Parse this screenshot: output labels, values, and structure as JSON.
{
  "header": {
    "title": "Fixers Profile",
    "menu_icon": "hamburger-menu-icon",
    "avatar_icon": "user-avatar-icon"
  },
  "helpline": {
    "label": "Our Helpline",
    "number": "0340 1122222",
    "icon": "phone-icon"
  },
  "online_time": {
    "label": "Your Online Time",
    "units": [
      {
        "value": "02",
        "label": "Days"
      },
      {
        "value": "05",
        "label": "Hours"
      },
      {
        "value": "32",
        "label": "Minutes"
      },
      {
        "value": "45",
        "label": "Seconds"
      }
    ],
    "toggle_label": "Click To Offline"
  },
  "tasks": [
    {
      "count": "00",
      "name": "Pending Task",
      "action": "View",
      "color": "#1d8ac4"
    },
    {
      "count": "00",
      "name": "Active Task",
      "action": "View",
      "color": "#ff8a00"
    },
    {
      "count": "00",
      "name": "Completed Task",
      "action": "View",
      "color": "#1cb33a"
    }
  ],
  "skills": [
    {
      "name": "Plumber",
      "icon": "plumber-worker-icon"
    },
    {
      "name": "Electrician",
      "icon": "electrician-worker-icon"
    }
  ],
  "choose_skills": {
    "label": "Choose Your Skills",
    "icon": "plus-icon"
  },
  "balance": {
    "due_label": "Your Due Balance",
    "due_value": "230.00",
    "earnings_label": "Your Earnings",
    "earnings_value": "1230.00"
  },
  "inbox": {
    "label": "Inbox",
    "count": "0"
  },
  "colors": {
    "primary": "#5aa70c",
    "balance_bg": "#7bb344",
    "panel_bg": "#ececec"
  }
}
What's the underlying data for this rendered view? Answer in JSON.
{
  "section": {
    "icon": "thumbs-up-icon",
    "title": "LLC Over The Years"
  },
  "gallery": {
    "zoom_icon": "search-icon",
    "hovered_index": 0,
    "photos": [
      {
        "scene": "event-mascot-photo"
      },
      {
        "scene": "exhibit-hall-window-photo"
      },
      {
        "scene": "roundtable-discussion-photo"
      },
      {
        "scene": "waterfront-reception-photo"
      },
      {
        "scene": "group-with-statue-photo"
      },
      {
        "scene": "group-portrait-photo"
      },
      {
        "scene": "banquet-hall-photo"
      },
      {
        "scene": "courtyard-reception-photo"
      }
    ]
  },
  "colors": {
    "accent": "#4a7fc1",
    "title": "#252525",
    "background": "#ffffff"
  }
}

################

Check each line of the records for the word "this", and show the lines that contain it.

Parse this screenshot: output labels, values, and structure as JSON.
What's the underlying data for this rendered view? Answer in JSON.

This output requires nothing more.